WHAT THE TASK ASKS:
Please copy every line with the string "Enable" from the entries below.

[Entries from a dataset of interfaces]

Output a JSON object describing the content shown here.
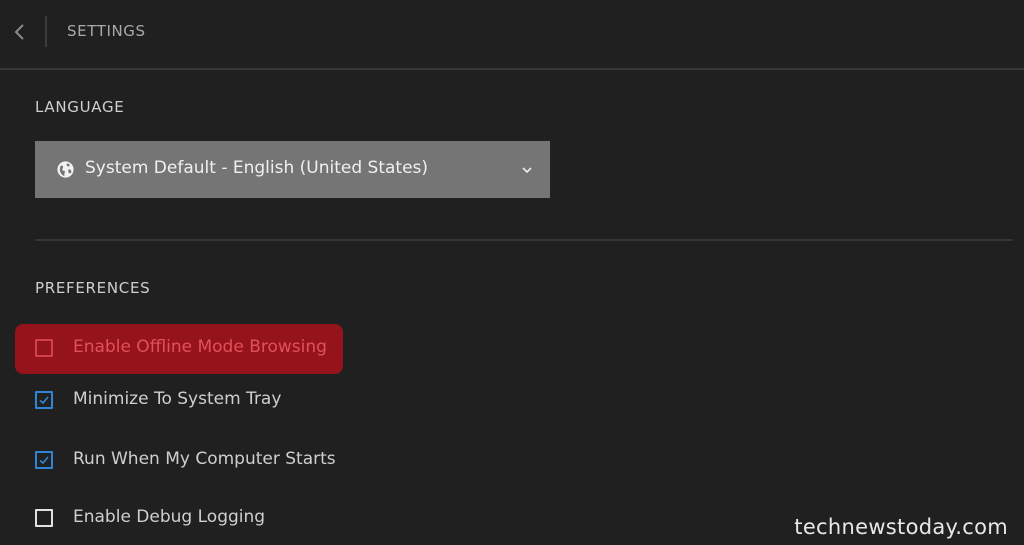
{
  "header": {
    "title": "SETTINGS"
  },
  "language": {
    "section_title": "LANGUAGE",
    "selected_value": "System Default - English (United States)"
  },
  "preferences": {
    "section_title": "PREFERENCES",
    "items": [
      {
        "label": "Enable Offline Mode Browsing",
        "checked": false,
        "highlighted": true
      },
      {
        "label": "Minimize To System Tray",
        "checked": true,
        "highlighted": false
      },
      {
        "label": "Run When My Computer Starts",
        "checked": true,
        "highlighted": false
      },
      {
        "label": "Enable Debug Logging",
        "checked": false,
        "highlighted": false
      }
    ]
  },
  "colors": {
    "background": "#202020",
    "select_background": "#757575",
    "checkbox_checked": "#2f86d6",
    "highlight": "#a5111a"
  },
  "watermark": "technewstoday.com"
}
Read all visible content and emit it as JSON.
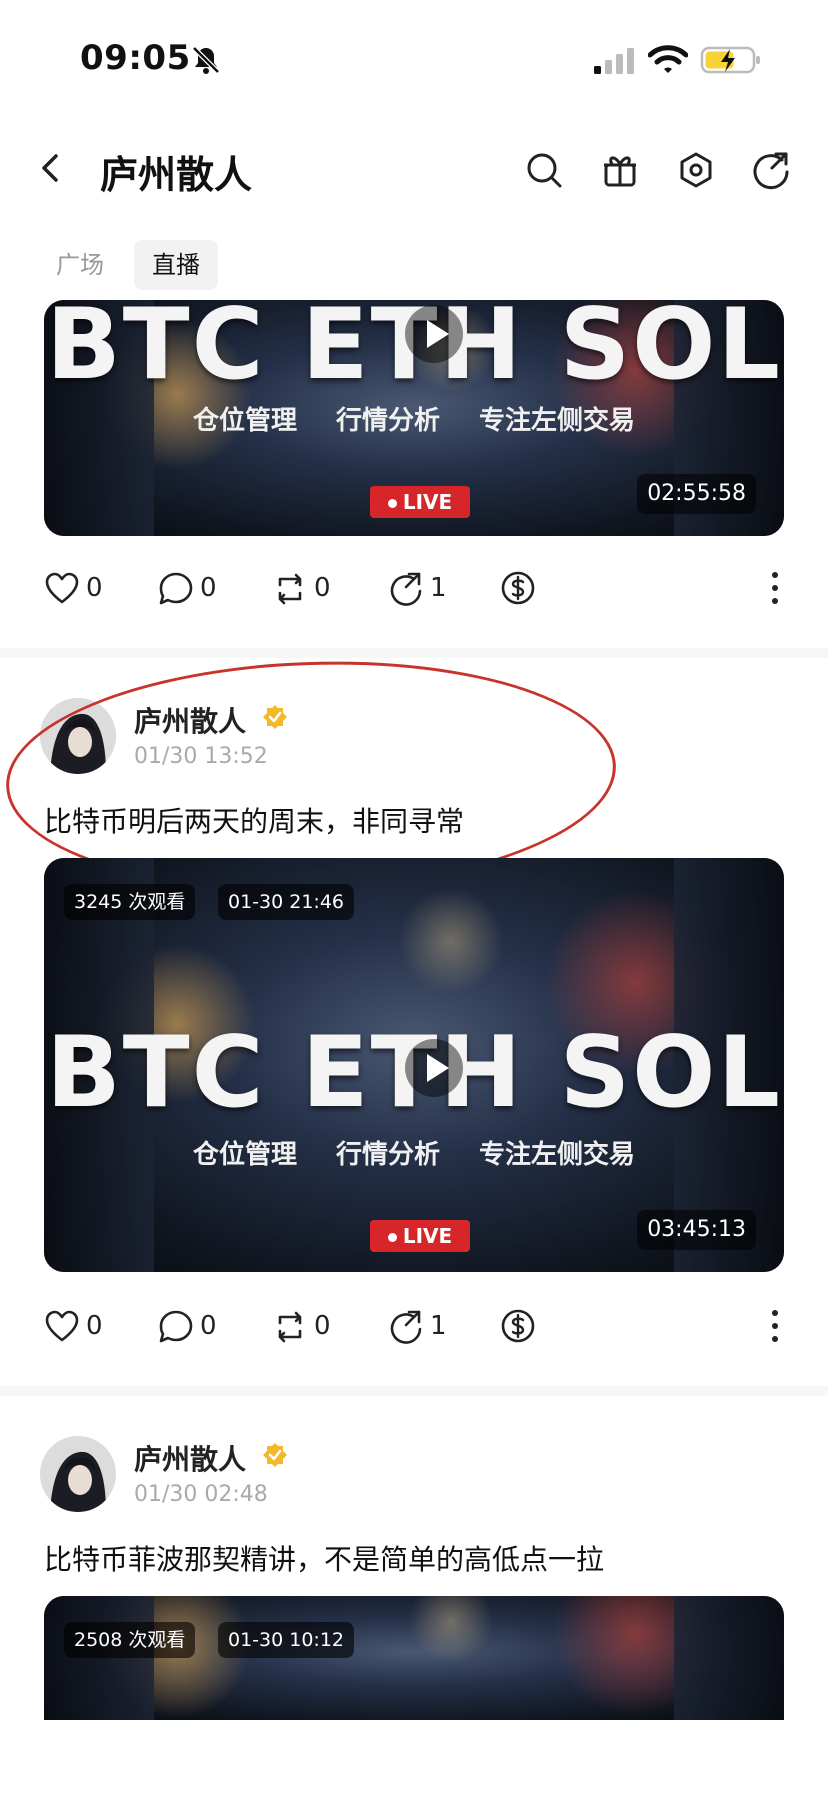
{
  "status_bar": {
    "time": "09:05"
  },
  "header": {
    "title": "庐州散人"
  },
  "tabs": [
    {
      "label": "广场"
    },
    {
      "label": "直播"
    }
  ],
  "video_overlay": {
    "headline": "BTC ETH SOL",
    "subtitles": "仓位管理 行情分析 专注左侧交易",
    "live_label": "LIVE"
  },
  "posts": [
    {
      "video": {
        "duration": "02:55:58"
      },
      "actions": {
        "likes": "0",
        "comments": "0",
        "reposts": "0",
        "shares": "1"
      }
    },
    {
      "author": "庐州散人",
      "time": "01/30 13:52",
      "text": "比特币明后两天的周末，非同寻常",
      "video": {
        "views": "3245 次观看",
        "date": "01-30 21:46",
        "duration": "03:45:13"
      },
      "actions": {
        "likes": "0",
        "comments": "0",
        "reposts": "0",
        "shares": "1"
      }
    },
    {
      "author": "庐州散人",
      "time": "01/30 02:48",
      "text": "比特币菲波那契精讲，不是简单的高低点一拉",
      "video": {
        "views": "2508 次观看",
        "date": "01-30 10:12"
      }
    }
  ],
  "colors": {
    "verified": "#F3B92B",
    "live_red": "#D6262A",
    "annotation_red": "#C8342C"
  }
}
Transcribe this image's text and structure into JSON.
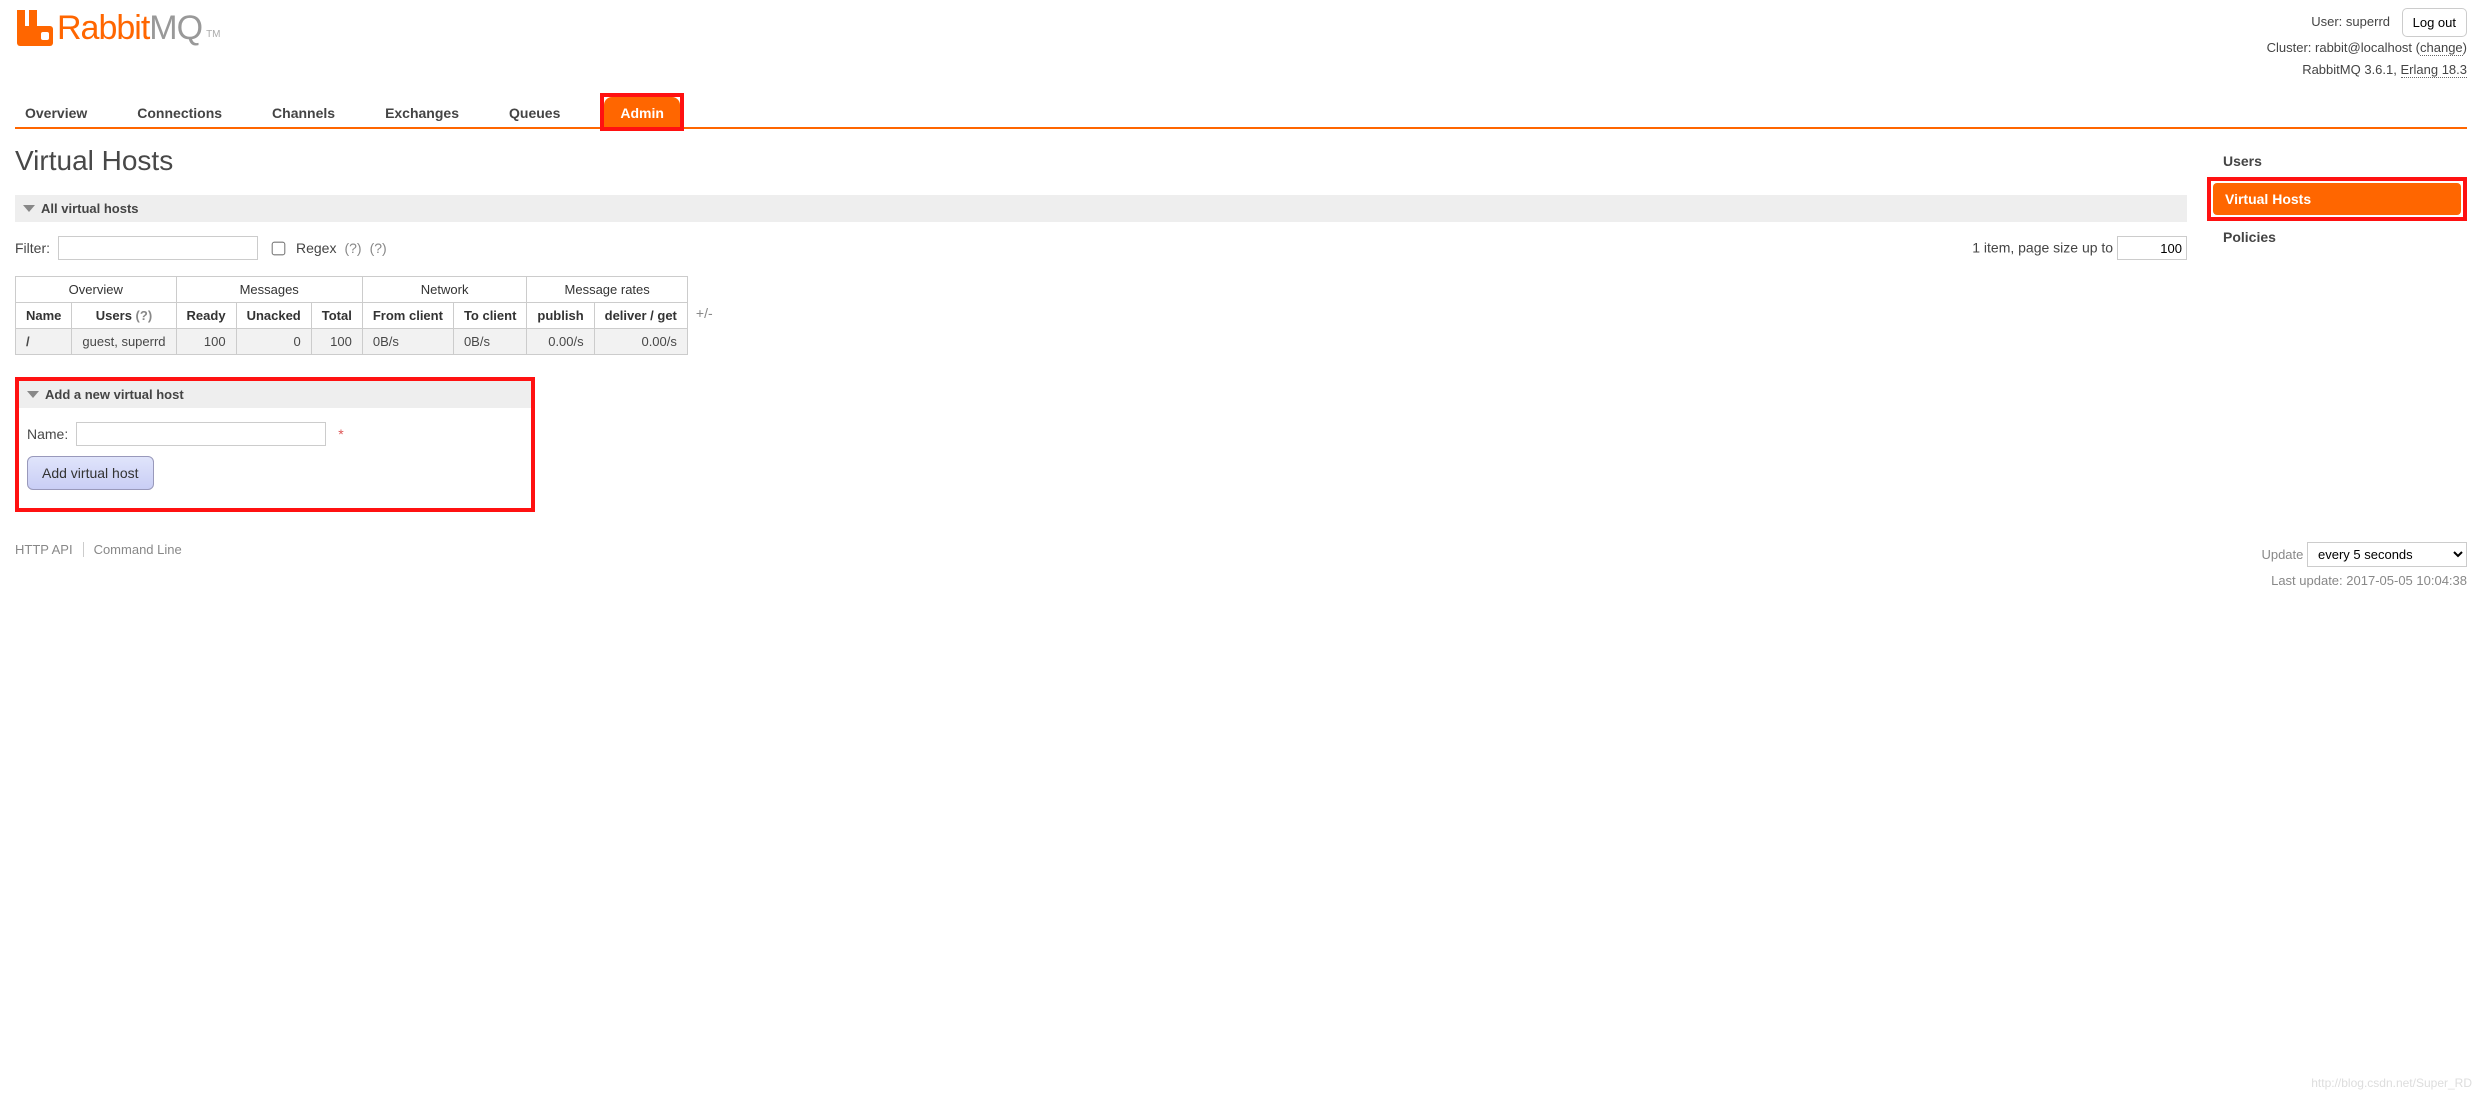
{
  "header": {
    "user_label": "User:",
    "user": "superrd",
    "cluster_label": "Cluster:",
    "cluster": "rabbit@localhost",
    "change_link": "change",
    "version_prefix": "RabbitMQ",
    "version": "3.6.1",
    "erlang_link": "Erlang 18.3",
    "logout": "Log out"
  },
  "tabs": {
    "items": [
      "Overview",
      "Connections",
      "Channels",
      "Exchanges",
      "Queues",
      "Admin"
    ],
    "active": "Admin"
  },
  "page": {
    "title": "Virtual Hosts"
  },
  "sections": {
    "all_vhosts": "All virtual hosts",
    "add_vhost": "Add a new virtual host"
  },
  "filter": {
    "label": "Filter:",
    "value": "",
    "regex_label": "Regex",
    "help1": "(?)",
    "help2": "(?)",
    "item_count_text": "1 item, page size up to",
    "page_size": "100"
  },
  "table": {
    "groups": [
      "Overview",
      "Messages",
      "Network",
      "Message rates"
    ],
    "cols": {
      "name": "Name",
      "users": "Users",
      "users_help": "(?)",
      "ready": "Ready",
      "unacked": "Unacked",
      "total": "Total",
      "from_client": "From client",
      "to_client": "To client",
      "publish": "publish",
      "deliver": "deliver / get"
    },
    "row": {
      "name": "/",
      "users": "guest, superrd",
      "ready": "100",
      "unacked": "0",
      "total": "100",
      "from_client": "0B/s",
      "to_client": "0B/s",
      "publish": "0.00/s",
      "deliver": "0.00/s"
    },
    "plusminus": "+/-"
  },
  "add_form": {
    "name_label": "Name:",
    "name_value": "",
    "required": "*",
    "button": "Add virtual host"
  },
  "sidenav": {
    "items": [
      "Users",
      "Virtual Hosts",
      "Policies"
    ],
    "active": "Virtual Hosts"
  },
  "footer": {
    "api": "HTTP API",
    "cli": "Command Line",
    "update_label": "Update",
    "refresh_selected": "every 5 seconds",
    "last_update_label": "Last update:",
    "last_update": "2017-05-05 10:04:38"
  },
  "watermark": "http://blog.csdn.net/Super_RD"
}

TASK RESPONSE:
        "label": "Enable Offline Mode Browsing",
        "label": "Enable Debug Logging",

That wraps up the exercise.